Each of these activities assumes that the individual (or culture) is ready to change a belief. Obviously, not every individual in a culture is ready to change a belief at the same time. Therefore, like our own minds, the cultural belief shifts in stages, with fierce stops and starts. It eventually reaches a tipping point, where more people believe in something new than not. In effect, the culture is “trying it on for size.”

There Is Still More To Heal

Conflict, upheaval, disruption and chaos are clear indications that a culture is changing its beliefs. If you think that’s hard for an individual, multiply that by millions. Not only that – our old, limiting beliefs don’t just disappear. They have left a deep groove in our psyche, and in times of stress we can fall right back into them. For more about how to navigate this, read my recent blog, Our Response-ability In Collective Trauma.

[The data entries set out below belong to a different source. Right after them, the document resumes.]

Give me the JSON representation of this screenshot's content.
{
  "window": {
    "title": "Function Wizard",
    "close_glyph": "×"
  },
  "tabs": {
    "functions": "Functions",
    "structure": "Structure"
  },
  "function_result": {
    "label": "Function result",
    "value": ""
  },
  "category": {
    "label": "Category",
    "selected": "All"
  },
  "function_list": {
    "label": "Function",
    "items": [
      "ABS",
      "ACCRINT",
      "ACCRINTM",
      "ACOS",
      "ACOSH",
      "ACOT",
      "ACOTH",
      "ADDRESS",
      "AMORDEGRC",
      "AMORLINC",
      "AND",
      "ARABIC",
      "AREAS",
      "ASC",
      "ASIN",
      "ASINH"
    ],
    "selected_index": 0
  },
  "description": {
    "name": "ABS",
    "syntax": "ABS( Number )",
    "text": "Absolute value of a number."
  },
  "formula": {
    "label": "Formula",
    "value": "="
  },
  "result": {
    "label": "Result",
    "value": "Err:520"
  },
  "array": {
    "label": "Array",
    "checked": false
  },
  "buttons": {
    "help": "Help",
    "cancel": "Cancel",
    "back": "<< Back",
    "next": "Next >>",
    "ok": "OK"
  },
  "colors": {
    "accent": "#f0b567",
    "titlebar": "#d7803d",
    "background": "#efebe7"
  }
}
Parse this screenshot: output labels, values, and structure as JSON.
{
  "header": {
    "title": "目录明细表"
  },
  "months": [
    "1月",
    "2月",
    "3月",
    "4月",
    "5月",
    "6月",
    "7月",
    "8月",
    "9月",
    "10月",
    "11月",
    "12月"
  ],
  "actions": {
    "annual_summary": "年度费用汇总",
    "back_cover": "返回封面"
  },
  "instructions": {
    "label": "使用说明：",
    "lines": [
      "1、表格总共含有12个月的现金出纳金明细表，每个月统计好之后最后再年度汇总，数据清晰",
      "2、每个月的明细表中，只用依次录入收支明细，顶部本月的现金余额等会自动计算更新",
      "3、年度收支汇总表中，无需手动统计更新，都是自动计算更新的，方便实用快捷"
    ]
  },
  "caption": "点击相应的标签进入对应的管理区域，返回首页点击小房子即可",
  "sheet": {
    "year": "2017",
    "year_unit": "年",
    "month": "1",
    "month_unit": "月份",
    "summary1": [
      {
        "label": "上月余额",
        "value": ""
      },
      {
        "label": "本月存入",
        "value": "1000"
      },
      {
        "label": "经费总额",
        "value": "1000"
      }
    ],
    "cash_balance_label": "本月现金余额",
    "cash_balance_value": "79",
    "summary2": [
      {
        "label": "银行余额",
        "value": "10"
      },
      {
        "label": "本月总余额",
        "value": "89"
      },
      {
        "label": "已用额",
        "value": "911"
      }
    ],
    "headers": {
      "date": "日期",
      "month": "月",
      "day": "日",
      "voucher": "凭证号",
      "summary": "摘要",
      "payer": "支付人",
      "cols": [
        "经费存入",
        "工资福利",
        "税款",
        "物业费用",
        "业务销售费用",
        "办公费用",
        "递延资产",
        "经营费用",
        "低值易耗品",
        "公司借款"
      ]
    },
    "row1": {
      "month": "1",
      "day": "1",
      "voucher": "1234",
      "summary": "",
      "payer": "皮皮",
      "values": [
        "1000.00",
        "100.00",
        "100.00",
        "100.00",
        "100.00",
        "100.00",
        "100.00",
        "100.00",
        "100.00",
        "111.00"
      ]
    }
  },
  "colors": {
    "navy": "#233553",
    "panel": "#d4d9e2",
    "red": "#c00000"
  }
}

Rather than stuffing or denying an old belief, trying experiencing gratitude for what the belief has taught you. Many beliefs were formed out of self-protection, and, while they are not advantageous today, they certainly served a purpose at one time. Again, gratitude and even self-forgiveness, are powerful ways to remove the magnetic charge on our beliefs.

A sure way to hold a debilitating belief in place is to make harsh criticisms of yourself (or others) for the belief. Your judgment becomes a threat to the identity of the person holding the belief. Beliefs feel like a protective shield when we hold them. If you attack a belief, it feels like you are attacking the person, and they will either use the belief as a shield or a weapon against you – even if it is you arguing with yourself.

So, the point, when we see a belief that has reached its expiration date – either in us, or in our world – is to lean into our new belief. We must speak our new truth. We must surround ourselves with those who also are champions of our new truth. And we must practice living in our new truth in every way possible. When we do this, it is far more compelling than any argument we might make. We become the living example of what is possible.


bottom of page